“She wanted to help break down the barriers around medical marijuana,” Reed said. “I thought it was extremely sweet.”
Reed said this isn’t the first time Lei has sold cookies in front of other pot facilities. She did it the past two years but is just now getting attention for it, he said.
Other Scouts in Lei’s Troupe 3168 haven’t done business outside medical-marijuana clinics, but the Girl Scouts of Northern California don’t have a problem with it.
“Girls are selling cookies, and they and their parents pick out places where they can make good sales,” Dana Allen, director of marketing and communications for Girl Scouts of Northern California, said.
According to Kelly Parisi, chief communications officer from Girl Scouts of the USA, each region of Girl Scouts has its own guidelines.
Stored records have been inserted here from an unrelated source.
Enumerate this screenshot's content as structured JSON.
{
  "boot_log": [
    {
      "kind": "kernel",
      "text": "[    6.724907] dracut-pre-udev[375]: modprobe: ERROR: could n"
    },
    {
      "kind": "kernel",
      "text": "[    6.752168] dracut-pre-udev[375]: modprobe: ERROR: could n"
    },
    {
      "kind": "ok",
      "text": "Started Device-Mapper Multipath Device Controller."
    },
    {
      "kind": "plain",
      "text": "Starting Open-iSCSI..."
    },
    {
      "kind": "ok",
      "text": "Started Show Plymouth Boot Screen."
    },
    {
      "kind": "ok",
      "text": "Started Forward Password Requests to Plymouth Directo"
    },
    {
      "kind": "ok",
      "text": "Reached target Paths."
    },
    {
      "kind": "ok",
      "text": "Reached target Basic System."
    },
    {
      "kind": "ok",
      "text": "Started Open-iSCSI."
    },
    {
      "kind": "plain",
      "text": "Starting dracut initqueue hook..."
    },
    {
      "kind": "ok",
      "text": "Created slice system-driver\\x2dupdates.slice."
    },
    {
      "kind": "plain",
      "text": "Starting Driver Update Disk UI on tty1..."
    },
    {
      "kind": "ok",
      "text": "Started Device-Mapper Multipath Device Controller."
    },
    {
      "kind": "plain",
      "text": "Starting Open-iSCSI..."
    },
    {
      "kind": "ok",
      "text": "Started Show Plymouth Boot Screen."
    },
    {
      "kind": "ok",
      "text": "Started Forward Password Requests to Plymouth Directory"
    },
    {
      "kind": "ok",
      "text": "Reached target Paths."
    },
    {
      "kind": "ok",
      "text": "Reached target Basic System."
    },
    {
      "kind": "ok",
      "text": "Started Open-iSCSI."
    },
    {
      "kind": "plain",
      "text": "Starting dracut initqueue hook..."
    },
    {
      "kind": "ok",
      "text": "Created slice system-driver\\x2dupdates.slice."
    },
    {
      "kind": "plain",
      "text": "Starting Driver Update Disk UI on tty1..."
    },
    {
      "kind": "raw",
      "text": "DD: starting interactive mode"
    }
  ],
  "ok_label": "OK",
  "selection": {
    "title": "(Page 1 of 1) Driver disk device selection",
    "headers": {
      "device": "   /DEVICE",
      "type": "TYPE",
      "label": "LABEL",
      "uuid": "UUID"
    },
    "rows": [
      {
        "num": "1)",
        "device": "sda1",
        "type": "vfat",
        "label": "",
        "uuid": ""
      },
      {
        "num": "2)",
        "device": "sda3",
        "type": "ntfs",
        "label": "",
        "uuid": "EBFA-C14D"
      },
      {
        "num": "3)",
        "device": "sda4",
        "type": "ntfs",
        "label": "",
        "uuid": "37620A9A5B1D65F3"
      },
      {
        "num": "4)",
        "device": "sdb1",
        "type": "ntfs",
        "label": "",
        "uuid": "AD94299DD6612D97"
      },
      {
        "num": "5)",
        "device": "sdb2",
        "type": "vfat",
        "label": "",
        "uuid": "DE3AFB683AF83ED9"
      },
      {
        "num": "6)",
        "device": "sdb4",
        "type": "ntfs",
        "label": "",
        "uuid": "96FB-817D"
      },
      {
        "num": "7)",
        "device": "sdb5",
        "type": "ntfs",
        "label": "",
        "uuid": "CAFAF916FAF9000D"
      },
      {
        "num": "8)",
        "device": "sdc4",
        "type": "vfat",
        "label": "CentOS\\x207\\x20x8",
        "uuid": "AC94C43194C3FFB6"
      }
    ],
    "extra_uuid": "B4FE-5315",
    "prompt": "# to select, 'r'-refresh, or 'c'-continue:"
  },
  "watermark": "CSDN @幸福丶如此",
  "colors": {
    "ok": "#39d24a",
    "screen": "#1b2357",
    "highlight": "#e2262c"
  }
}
“All the money stays in local councils, and they make all decisions on how the cookie program is run,” Parisi said in a statement. “As always, our primary concern is the safety and well-being of the girls we serve. Volunteers and parents are empowered to relocate their booths if conditions change and the location is no longer suitable.”
And the opinions of Girl Scout officials on the matter seem to vary from state to state. This month, reports about Girl Scouts implementing the same strategy in Colorado, where recreational marijuana is legal, turned out to be a hoax.
The Girl Scouts of Colorado issued a statement on its Facebook page Friday to dispel the rumor, effectively prohibiting members from selling at a dispensary.
“We recognize these are legitimate businesses, but we don’t feel they are an appropriate place for girls to be selling cookies in Colorado,” the organization said.
Carney said she and her husband simply told Lexi they would try setting up in front of a facility that is similar to a pharmacy, where people go to get their medicine.
“She doesn’t even know where she’s at. It’s more entrepreneurial,” Carney said. “She’s trying to go to camp this summer.”
Meanwhile, with no opposition from Lei’s local Girl Scouts chapter, she and her mother returned to the Green Cross to sell more cookies Saturday.
The Green Cross, which happens to sell a variety of marijuana named Girl Scout Cookie, has posted numerous items on its Facebook page referencing Lei, with one comical post featuring the Dos Equis beer “most interesting man in the world.”
“I don’t always buy Girl Scout cookies, but when I do, I buy them from the genius outside The Green Cross pot dispensary,” the post reads.
Material from The San Jose Mercury News and Los Angeles Times is included in this report.